Hunt began 1973 in Hesketh’s F2 Surtees TS15-Ford but a one-off F1 appearance in the Race of Champions raised the team’s ambitions. He drove a hired TS9 at Brands Hatch and finished a noteworthy third on his F1 debut. Rather than continue in F2, Hesketh acquired a March 731-Ford and Hunt joined the World Championship from the Monaco Grand Prix. He lost sixth position and a point on his debut with a late engine failure before finishing the next three races in the top six. That included fourth in his home race and third in the Dutch GP. Hunt capped a fine first F1 campaign by finishing second and setting the fastest race lap at Watkins Glen as he clinched eighth overall.
The patriotic team had even more ambitious plans for 1974 – introducing the Harvey Postlethwaite-designed Hesketh 308-Ford at the Race of Champions. Hunt qualified on pole position for that debut and won Silverstone’s International Trophy to suggest that the team was more than a band of happy-go-lucky gentry. Hunt finished third in Sweden, Austria (from 18th on the grid) and the United States but mechanical failures and a couple of avoidable accidents restricted him the eighth in the standings once more.
Second in the Argentine GP at the start of 1975, Hunt withstood Lauda’s race-long challenge at Zandvoort to score a popular breakthrough victory for Hesketh. He was also second in France and Austria during an impressive campaign. Both team and driver finished fourth in the World Championship but the strain of running an F1 team without commercial backing proved unsustainable. Hesketh withdrew his support from the team at the end of November leaving Hunt temporarily unemployed. However, Emerson Fittipaldi’s surprise move to his brother’s team suddenly left McLaren searching for a suitable replacement.
James Hunt’s 1976 F1 championship-winning year

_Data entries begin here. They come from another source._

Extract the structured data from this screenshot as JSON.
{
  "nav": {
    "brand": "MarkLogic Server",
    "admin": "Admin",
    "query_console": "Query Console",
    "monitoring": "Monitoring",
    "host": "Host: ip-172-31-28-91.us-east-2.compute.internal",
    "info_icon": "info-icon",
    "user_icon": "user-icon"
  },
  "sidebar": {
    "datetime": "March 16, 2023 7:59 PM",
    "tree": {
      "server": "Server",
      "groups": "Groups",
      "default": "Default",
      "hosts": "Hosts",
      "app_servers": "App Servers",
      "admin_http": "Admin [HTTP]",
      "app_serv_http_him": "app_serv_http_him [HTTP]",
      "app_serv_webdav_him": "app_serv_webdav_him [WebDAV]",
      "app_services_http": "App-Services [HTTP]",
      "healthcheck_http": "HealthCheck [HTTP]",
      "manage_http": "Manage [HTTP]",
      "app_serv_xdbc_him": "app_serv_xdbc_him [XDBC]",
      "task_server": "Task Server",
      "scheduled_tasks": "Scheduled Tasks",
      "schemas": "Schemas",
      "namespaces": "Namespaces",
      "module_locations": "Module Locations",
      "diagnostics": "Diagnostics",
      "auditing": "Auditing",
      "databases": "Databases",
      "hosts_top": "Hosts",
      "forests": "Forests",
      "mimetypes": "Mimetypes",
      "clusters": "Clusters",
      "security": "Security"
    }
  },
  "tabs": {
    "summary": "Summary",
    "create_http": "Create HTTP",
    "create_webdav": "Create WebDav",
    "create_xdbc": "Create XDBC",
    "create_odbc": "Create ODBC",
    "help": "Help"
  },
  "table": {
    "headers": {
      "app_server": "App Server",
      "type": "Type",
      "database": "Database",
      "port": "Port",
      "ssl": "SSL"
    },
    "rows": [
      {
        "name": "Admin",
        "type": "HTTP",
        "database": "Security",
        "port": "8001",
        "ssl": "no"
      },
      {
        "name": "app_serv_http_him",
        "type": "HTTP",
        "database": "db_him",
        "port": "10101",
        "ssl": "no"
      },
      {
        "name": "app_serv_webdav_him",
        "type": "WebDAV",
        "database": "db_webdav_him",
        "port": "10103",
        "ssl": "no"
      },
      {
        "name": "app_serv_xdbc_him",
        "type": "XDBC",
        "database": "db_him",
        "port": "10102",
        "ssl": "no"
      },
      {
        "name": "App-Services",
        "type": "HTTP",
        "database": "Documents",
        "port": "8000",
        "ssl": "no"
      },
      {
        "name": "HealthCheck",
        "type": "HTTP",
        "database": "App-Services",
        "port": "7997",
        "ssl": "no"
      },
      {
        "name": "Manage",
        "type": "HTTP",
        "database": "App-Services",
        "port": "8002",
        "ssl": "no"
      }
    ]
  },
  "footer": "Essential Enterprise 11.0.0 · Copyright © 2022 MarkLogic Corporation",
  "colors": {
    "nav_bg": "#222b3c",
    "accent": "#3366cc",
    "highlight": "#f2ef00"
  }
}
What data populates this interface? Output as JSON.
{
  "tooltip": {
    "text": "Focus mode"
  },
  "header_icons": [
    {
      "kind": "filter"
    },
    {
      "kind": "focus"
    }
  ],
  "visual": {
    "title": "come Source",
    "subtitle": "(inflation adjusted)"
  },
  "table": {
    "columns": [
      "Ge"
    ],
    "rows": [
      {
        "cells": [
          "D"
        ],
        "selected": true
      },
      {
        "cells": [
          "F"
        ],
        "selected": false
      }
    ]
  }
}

The 1976 F1 season was one of the most memorable in the sport’s history. In truth, the year began with Lauda seemingly on course to retain his title for Ferrari with Hunt’s campaign initially dogged by controversy. Winner of non-championship races at Brands Hatch and Silverstone, the Englishman lost victory in the Spanish GP when his McLaren M23-Ford was found to be marginally too wide. Victory in France was followed two days later by news that the FIA had overturned his Spanish disqualification. Hunt was suddenly back with an outside chance of challenging for the title.
Further controversy followed at Brands Hatch when the victorious Hunt was excluded for switching to his spare car for the restarted race. The complexion of the whole season changed with Lauda’s crash during the opening laps at the Nurburgring. Hunt won that day and again at Zandvoort while the Austrian recovered from his near-fatal injuries. Remarkably, the badly scared Lauda was able to return at Monza, just five weeks after his accident. Forced to start from the back of the grid due to fuel irregularities, Hunt crashed out while Lauda finished in a brave fourth position. Hunt then converted pole position in Canada and at Watkins Glen into commanding victories to close the gap to just three points with a round to go. The Japanese finale was marred by torrential rain and Lauda withdrew from the race after just two laps due to the unsafe conditions. Hunt then recovered from a late stop for new dry tyres to snatch third-place and clinch the world title by a single point.